• The problem
All lines in the records that carry the string "image" are to be shown.

[Source records]
[Start of Attachment]

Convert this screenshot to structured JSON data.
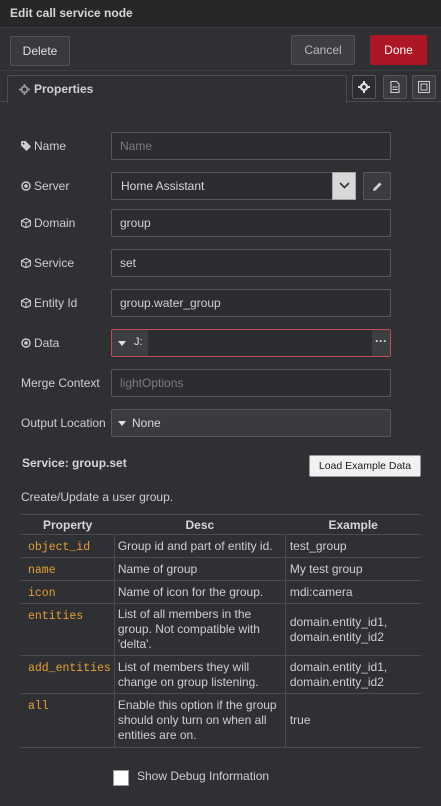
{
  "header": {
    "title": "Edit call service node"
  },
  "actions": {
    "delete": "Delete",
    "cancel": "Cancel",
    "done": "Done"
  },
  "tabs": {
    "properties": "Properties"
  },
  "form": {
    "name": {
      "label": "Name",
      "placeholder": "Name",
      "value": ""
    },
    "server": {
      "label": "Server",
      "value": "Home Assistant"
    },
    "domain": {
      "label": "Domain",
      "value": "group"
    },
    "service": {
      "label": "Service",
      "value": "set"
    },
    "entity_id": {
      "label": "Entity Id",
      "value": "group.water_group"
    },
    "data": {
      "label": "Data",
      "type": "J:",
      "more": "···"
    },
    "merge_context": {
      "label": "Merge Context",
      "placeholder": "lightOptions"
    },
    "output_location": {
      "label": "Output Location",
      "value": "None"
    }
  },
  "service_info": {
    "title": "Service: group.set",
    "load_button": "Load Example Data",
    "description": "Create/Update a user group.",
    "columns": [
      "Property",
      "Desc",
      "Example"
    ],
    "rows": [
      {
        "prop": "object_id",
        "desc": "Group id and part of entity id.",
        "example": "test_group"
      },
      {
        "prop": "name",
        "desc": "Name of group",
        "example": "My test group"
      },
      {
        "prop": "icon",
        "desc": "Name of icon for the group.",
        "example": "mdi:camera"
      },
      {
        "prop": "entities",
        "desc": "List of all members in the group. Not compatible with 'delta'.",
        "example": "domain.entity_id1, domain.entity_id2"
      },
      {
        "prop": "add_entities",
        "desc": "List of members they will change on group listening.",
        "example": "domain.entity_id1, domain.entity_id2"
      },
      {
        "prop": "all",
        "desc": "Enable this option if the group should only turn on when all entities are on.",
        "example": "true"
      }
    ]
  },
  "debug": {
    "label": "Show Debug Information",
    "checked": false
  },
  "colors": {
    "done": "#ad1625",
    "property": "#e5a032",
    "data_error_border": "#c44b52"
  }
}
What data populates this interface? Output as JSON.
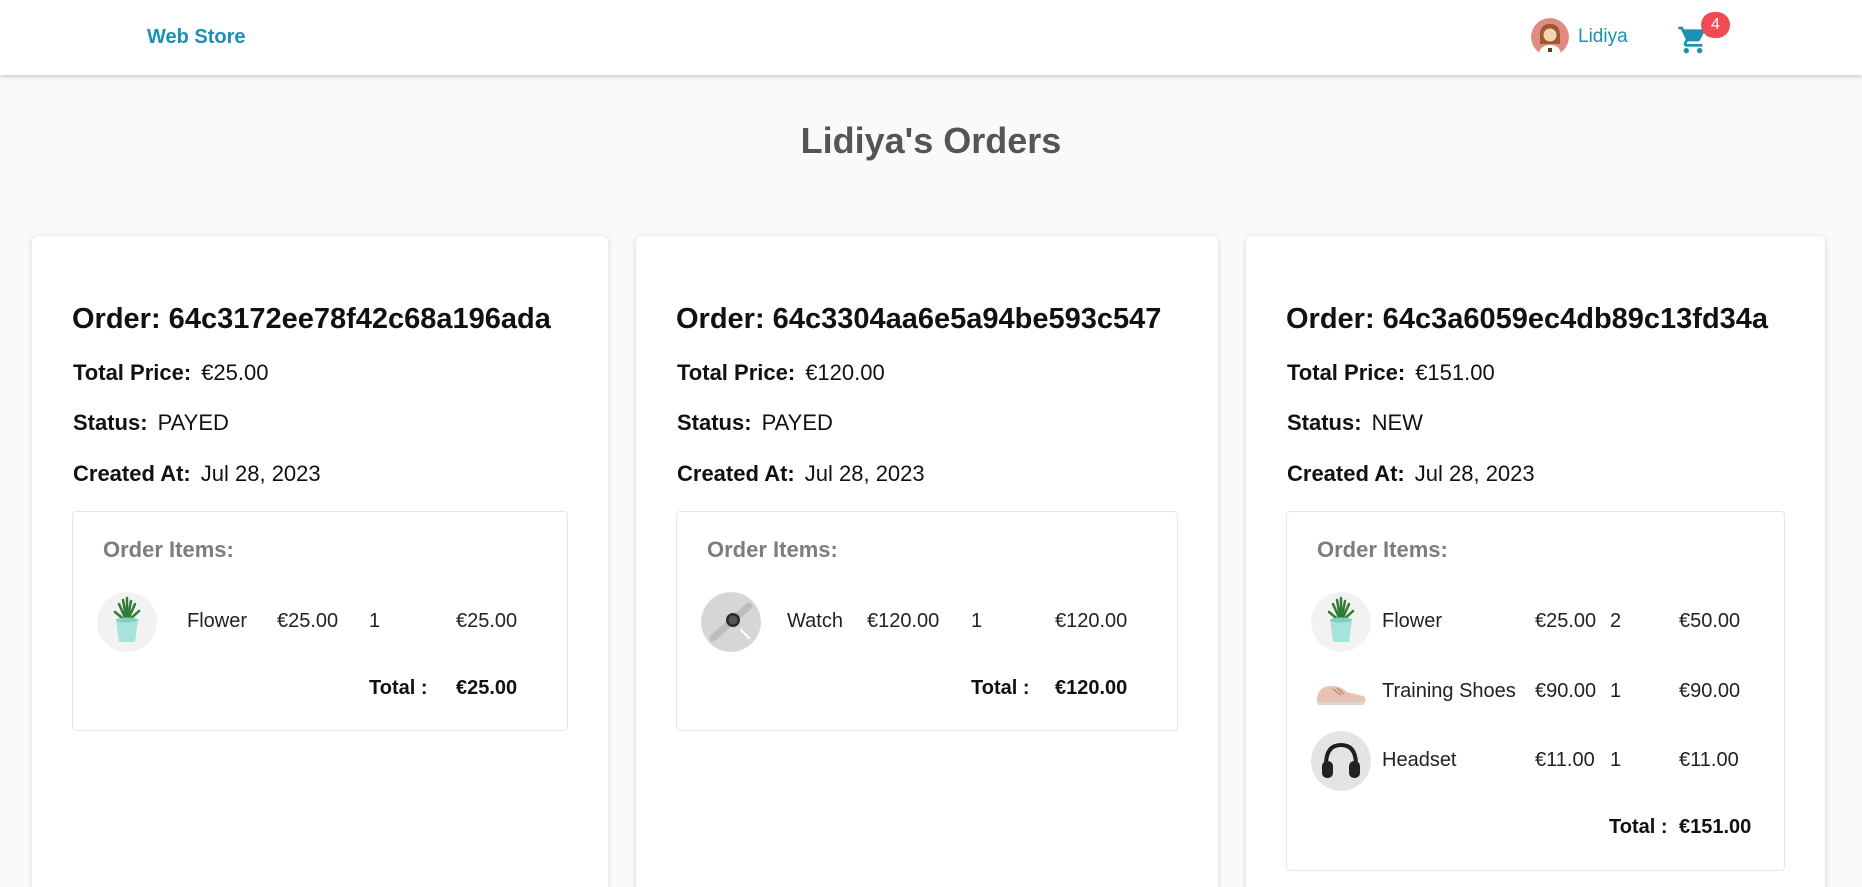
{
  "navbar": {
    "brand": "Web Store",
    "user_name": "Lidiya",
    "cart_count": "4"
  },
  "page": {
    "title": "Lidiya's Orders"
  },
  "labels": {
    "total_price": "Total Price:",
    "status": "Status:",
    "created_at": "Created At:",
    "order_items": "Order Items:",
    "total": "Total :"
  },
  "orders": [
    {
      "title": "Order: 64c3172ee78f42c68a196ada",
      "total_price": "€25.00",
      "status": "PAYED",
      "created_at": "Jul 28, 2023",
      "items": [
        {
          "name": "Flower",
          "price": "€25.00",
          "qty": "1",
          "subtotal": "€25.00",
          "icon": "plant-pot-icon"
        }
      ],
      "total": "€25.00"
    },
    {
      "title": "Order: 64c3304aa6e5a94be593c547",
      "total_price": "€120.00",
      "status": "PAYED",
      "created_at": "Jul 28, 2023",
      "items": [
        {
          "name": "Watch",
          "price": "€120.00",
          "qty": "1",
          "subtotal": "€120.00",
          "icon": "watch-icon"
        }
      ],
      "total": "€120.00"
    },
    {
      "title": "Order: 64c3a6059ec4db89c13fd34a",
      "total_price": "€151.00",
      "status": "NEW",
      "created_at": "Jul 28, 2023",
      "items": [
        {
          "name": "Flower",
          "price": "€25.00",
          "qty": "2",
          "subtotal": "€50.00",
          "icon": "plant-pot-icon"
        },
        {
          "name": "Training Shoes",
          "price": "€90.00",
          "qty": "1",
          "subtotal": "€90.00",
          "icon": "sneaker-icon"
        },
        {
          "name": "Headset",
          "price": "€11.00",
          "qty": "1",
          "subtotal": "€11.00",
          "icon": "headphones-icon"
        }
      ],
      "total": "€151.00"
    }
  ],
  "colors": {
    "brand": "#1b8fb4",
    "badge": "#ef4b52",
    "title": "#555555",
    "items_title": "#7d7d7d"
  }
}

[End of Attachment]
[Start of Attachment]

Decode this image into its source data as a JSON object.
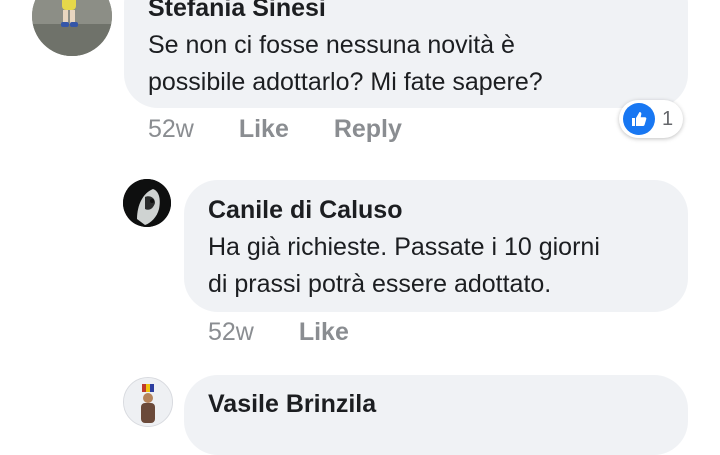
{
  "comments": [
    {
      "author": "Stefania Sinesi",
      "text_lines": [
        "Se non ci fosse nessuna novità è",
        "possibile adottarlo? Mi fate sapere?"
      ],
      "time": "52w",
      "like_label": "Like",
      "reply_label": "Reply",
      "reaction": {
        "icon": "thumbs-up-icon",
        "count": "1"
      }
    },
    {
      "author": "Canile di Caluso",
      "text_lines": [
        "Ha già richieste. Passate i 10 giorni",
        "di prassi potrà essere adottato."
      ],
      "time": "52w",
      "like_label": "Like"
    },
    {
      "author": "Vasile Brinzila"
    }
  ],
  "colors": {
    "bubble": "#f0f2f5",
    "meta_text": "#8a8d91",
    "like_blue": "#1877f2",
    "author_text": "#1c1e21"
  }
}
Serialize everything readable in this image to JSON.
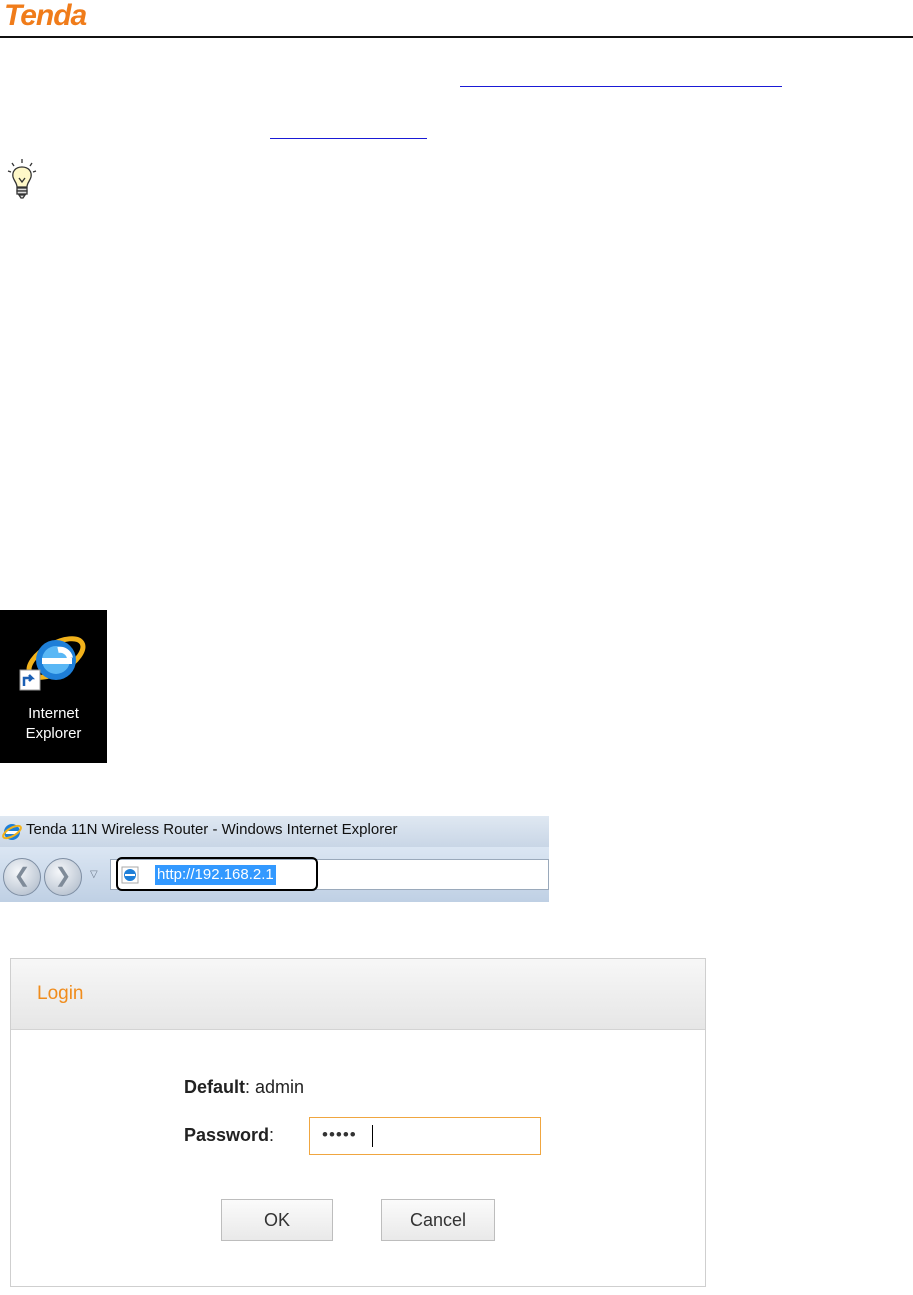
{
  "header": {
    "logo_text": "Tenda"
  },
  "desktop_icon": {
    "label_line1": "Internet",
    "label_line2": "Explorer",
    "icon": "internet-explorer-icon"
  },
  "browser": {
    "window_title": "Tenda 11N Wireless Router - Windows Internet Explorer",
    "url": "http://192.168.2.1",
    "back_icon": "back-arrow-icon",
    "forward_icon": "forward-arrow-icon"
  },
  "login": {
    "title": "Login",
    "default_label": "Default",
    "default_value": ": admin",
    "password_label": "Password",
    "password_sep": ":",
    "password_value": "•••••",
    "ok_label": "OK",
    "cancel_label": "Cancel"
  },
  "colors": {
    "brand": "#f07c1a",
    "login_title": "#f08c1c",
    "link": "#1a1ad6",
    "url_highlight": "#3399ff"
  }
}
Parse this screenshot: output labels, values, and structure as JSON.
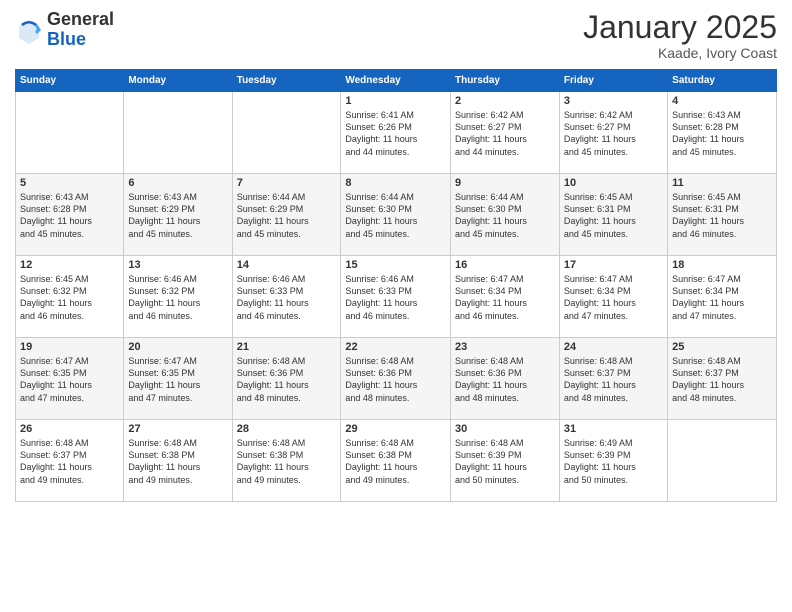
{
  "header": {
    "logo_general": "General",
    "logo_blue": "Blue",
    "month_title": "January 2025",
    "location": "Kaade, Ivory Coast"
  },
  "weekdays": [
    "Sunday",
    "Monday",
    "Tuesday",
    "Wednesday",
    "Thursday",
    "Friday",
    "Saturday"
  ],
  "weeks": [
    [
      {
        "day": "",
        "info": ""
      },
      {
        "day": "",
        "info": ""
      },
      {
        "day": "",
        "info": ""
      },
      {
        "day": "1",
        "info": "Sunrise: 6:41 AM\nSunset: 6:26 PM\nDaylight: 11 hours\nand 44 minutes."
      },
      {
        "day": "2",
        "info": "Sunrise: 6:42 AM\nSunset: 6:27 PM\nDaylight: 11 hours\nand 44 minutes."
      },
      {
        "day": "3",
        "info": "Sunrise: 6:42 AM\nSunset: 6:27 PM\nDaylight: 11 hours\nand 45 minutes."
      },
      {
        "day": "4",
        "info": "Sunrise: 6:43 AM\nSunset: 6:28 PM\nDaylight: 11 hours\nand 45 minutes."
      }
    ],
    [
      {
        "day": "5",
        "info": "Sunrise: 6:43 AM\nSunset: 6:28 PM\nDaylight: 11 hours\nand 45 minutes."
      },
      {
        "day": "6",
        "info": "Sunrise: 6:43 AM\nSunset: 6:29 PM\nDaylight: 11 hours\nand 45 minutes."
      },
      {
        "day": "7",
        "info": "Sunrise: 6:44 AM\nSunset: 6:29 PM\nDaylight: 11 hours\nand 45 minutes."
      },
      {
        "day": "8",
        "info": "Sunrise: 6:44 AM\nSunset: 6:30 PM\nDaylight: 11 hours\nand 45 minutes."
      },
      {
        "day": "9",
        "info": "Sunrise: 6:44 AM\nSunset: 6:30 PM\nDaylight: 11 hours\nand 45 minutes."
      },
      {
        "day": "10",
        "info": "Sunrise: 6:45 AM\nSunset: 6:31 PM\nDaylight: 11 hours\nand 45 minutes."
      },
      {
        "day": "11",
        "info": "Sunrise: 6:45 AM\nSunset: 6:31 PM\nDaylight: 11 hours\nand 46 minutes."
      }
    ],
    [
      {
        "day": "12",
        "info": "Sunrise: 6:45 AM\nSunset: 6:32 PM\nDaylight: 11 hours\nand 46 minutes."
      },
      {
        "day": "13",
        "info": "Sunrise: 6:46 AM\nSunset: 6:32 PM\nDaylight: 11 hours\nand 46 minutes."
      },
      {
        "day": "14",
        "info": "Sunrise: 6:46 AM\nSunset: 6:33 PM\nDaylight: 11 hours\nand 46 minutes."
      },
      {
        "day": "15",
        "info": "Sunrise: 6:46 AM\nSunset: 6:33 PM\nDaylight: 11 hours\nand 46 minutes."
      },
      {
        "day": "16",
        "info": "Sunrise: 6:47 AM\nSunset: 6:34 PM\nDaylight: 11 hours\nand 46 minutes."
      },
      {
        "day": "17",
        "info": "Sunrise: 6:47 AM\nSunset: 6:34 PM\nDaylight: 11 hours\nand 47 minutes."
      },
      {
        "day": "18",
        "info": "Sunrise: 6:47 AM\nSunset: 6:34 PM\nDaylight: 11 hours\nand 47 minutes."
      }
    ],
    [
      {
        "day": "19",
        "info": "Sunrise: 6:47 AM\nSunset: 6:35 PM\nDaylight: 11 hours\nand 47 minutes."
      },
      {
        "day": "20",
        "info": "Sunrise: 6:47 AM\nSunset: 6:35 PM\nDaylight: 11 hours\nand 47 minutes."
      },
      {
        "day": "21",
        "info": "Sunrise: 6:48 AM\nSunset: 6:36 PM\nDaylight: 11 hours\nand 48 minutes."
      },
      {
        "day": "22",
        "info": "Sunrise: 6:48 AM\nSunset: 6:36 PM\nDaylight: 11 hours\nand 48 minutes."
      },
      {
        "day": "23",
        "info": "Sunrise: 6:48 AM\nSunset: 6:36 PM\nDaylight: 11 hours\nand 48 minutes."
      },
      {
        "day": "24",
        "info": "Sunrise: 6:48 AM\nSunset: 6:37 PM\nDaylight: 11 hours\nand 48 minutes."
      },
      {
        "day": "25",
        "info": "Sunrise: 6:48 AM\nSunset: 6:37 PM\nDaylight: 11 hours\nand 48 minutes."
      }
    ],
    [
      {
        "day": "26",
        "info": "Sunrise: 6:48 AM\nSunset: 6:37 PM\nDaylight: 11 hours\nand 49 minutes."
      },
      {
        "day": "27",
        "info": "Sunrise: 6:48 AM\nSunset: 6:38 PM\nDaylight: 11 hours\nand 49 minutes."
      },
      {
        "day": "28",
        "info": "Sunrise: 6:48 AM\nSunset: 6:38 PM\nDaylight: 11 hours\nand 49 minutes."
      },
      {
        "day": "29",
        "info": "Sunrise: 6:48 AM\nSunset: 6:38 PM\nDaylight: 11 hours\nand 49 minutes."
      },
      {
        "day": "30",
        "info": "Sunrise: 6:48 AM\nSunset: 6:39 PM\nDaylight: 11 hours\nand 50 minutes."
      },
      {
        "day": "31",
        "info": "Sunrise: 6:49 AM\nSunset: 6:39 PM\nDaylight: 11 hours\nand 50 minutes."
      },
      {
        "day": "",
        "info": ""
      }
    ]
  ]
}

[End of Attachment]

• Exercise result
Decode this image into its source data as a JSON object.
Serialize everything readable in this image to JSON.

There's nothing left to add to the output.